> _EXERCISE BRIEF_: Return the records that follow, matching each one exactly.

╭──

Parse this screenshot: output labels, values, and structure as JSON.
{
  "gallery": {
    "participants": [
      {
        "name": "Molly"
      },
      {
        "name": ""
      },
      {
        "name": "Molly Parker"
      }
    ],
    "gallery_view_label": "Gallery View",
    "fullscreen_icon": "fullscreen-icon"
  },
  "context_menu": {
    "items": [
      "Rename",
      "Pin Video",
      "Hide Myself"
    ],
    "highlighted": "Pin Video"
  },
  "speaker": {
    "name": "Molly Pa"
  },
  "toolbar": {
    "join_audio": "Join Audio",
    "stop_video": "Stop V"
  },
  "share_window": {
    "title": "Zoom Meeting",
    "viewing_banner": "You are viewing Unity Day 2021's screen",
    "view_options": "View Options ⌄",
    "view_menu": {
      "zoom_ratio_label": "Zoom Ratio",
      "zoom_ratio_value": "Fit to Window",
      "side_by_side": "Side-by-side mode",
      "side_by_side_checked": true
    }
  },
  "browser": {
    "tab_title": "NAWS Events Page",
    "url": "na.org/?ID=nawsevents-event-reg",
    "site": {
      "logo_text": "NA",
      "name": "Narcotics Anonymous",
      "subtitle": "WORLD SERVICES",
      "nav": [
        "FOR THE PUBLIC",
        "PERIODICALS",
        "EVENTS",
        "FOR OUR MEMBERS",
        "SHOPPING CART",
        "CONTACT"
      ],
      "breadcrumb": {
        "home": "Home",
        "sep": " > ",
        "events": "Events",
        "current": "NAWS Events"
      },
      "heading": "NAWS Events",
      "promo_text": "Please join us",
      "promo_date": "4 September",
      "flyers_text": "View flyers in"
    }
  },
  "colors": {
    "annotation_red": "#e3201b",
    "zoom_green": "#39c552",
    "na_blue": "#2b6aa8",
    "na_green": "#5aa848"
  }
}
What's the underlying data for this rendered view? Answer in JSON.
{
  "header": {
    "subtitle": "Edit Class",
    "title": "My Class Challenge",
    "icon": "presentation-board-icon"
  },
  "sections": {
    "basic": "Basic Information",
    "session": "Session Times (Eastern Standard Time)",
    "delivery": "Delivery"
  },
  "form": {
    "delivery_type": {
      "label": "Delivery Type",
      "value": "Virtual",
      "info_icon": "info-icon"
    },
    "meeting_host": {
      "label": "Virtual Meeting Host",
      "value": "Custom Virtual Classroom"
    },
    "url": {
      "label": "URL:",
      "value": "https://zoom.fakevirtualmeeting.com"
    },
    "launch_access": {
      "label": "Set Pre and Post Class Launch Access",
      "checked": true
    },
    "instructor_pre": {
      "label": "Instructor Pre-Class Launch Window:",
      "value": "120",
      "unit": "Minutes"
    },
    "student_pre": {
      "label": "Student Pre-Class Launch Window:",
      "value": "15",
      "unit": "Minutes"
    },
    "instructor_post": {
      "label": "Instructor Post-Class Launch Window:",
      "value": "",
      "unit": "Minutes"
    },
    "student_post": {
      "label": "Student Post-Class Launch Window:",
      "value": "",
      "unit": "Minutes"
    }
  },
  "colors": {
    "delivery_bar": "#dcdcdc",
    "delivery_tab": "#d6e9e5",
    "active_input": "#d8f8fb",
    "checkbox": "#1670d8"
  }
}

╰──

> _RESULT_:
Parse this screenshot: output labels, values, and structure as JSON.
{
  "gallery": {
    "participants": [
      {
        "name": "Molly"
      },
      {
        "name": ""
      },
      {
        "name": "Molly Parker"
      }
    ],
    "gallery_view_label": "Gallery View",
    "fullscreen_icon": "fullscreen-icon"
  },
  "context_menu": {
    "items": [
      "Rename",
      "Pin Video",
      "Hide Myself"
    ],
    "highlighted": "Pin Video"
  },
  "speaker": {
    "name": "Molly Pa"
  },
  "toolbar": {
    "join_audio": "Join Audio",
    "stop_video": "Stop V"
  },
  "share_window": {
    "title": "Zoom Meeting",
    "viewing_banner": "You are viewing Unity Day 2021's screen",
    "view_options": "View Options ⌄",
    "view_menu": {
      "zoom_ratio_label": "Zoom Ratio",
      "zoom_ratio_value": "Fit to Window",
      "side_by_side": "Side-by-side mode",
      "side_by_side_checked": true
    }
  },
  "browser": {
    "tab_title": "NAWS Events Page",
    "url": "na.org/?ID=nawsevents-event-reg",
    "site": {
      "logo_text": "NA",
      "name": "Narcotics Anonymous",
      "subtitle": "WORLD SERVICES",
      "nav": [
        "FOR THE PUBLIC",
        "PERIODICALS",
        "EVENTS",
        "FOR OUR MEMBERS",
        "SHOPPING CART",
        "CONTACT"
      ],
      "breadcrumb": {
        "home": "Home",
        "sep": " > ",
        "events": "Events",
        "current": "NAWS Events"
      },
      "heading": "NAWS Events",
      "promo_text": "Please join us",
      "promo_date": "4 September",
      "flyers_text": "View flyers in"
    }
  },
  "colors": {
    "annotation_red": "#e3201b",
    "zoom_green": "#39c552",
    "na_blue": "#2b6aa8",
    "na_green": "#5aa848"
  }
}
What's the underlying data for this rendered view? Answer in JSON.
{
  "header": {
    "subtitle": "Edit Class",
    "title": "My Class Challenge",
    "icon": "presentation-board-icon"
  },
  "sections": {
    "basic": "Basic Information",
    "session": "Session Times (Eastern Standard Time)",
    "delivery": "Delivery"
  },
  "form": {
    "delivery_type": {
      "label": "Delivery Type",
      "value": "Virtual",
      "info_icon": "info-icon"
    },
    "meeting_host": {
      "label": "Virtual Meeting Host",
      "value": "Custom Virtual Classroom"
    },
    "url": {
      "label": "URL:",
      "value": "https://zoom.fakevirtualmeeting.com"
    },
    "launch_access": {
      "label": "Set Pre and Post Class Launch Access",
      "checked": true
    },
    "instructor_pre": {
      "label": "Instructor Pre-Class Launch Window:",
      "value": "120",
      "unit": "Minutes"
    },
    "student_pre": {
      "label": "Student Pre-Class Launch Window:",
      "value": "15",
      "unit": "Minutes"
    },
    "instructor_post": {
      "label": "Instructor Post-Class Launch Window:",
      "value": "",
      "unit": "Minutes"
    },
    "student_post": {
      "label": "Student Post-Class Launch Window:",
      "value": "",
      "unit": "Minutes"
    }
  },
  "colors": {
    "delivery_bar": "#dcdcdc",
    "delivery_tab": "#d6e9e5",
    "active_input": "#d8f8fb",
    "checkbox": "#1670d8"
  }
}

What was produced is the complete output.